What you are asked to do. Identify all lines below that hold "JSON" and collect them.

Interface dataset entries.
-- -- --
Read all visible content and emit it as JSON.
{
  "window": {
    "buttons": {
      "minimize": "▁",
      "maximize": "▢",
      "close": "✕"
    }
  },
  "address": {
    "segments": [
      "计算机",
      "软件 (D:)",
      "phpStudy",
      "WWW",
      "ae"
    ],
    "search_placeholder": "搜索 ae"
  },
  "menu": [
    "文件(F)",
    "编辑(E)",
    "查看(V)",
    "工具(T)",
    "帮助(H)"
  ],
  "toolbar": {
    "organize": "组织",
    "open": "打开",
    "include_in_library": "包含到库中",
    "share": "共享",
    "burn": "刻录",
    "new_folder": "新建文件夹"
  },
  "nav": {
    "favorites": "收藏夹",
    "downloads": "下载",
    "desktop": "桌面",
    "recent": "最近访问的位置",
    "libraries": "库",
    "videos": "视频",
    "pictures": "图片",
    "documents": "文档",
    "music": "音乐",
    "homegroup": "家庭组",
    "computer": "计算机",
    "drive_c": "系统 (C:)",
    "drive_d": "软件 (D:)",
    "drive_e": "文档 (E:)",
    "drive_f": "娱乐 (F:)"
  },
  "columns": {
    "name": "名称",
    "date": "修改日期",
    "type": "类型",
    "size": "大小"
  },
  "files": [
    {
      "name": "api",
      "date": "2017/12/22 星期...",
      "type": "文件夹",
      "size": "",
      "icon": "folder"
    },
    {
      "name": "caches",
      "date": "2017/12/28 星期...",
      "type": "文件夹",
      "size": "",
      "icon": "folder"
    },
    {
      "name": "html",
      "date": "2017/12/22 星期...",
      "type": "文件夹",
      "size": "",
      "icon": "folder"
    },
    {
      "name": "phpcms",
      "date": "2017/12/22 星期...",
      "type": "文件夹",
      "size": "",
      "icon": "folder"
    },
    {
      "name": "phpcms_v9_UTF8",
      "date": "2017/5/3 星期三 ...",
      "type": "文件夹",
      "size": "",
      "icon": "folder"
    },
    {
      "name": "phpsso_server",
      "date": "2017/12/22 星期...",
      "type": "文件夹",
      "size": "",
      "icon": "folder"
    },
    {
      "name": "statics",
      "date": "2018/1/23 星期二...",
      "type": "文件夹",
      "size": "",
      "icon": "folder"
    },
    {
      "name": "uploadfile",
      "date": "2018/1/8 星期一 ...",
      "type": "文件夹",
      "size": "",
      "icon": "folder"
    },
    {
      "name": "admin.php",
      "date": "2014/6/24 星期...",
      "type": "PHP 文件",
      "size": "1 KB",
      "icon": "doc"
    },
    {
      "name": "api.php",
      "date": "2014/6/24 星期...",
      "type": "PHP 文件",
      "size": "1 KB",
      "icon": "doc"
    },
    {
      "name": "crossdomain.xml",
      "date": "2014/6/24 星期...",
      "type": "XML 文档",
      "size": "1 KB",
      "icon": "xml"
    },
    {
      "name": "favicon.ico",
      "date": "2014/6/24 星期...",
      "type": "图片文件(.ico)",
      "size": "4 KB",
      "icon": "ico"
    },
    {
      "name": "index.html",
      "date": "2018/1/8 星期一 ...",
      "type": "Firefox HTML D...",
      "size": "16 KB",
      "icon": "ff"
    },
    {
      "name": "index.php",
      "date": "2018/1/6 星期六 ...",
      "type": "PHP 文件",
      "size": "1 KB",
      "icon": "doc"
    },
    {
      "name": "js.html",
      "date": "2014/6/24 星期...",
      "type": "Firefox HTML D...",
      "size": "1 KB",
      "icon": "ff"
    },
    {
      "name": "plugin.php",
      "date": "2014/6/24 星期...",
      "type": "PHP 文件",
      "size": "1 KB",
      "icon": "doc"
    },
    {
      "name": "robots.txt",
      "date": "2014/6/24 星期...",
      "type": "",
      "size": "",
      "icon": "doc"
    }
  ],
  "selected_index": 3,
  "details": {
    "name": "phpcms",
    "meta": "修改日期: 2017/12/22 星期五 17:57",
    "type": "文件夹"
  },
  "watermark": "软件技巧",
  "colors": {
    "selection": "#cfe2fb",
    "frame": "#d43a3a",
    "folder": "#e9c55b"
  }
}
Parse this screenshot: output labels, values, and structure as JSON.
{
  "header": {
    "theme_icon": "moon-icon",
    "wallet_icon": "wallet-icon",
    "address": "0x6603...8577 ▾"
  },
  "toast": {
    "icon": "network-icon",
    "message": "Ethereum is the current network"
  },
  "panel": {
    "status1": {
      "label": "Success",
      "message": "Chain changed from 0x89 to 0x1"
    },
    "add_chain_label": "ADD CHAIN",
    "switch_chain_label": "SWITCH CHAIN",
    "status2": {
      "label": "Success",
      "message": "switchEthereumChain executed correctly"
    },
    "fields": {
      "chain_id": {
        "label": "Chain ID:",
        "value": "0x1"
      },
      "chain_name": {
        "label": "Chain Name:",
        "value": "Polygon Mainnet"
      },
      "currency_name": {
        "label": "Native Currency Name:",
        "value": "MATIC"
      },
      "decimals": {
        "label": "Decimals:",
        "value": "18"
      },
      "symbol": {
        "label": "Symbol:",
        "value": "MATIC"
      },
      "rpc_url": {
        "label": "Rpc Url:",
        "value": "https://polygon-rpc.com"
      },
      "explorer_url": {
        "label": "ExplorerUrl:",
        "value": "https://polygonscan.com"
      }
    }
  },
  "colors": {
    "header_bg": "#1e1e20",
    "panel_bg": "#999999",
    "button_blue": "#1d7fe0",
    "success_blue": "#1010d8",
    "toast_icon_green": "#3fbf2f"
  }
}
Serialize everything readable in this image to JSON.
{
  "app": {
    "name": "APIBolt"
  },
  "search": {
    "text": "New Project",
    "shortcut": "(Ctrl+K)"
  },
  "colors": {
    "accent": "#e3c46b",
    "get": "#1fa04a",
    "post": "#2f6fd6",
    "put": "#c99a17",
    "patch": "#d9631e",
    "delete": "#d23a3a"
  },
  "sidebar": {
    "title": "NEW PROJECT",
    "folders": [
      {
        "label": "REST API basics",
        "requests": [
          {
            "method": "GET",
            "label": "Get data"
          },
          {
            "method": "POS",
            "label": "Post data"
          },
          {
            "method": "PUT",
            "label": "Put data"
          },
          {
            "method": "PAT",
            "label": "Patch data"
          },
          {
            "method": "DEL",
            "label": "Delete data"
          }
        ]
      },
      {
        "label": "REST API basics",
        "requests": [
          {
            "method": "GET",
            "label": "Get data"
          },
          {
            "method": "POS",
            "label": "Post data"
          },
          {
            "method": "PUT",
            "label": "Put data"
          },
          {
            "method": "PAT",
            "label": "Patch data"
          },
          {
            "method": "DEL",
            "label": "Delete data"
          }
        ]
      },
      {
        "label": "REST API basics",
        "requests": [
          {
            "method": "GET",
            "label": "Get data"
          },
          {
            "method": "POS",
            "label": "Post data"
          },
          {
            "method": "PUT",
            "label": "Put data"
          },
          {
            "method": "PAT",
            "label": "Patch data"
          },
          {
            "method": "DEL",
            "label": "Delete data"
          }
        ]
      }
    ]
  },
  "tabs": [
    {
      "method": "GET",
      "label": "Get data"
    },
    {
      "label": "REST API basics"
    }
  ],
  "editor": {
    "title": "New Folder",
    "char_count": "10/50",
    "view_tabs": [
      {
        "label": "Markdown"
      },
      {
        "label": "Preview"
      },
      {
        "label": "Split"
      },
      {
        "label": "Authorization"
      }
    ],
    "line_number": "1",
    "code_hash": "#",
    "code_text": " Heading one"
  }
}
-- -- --
Result below.
Read all visible content and emit it as JSON.
Parse this screenshot: output labels, values, and structure as JSON.
Serialize everything readable in this image to JSON.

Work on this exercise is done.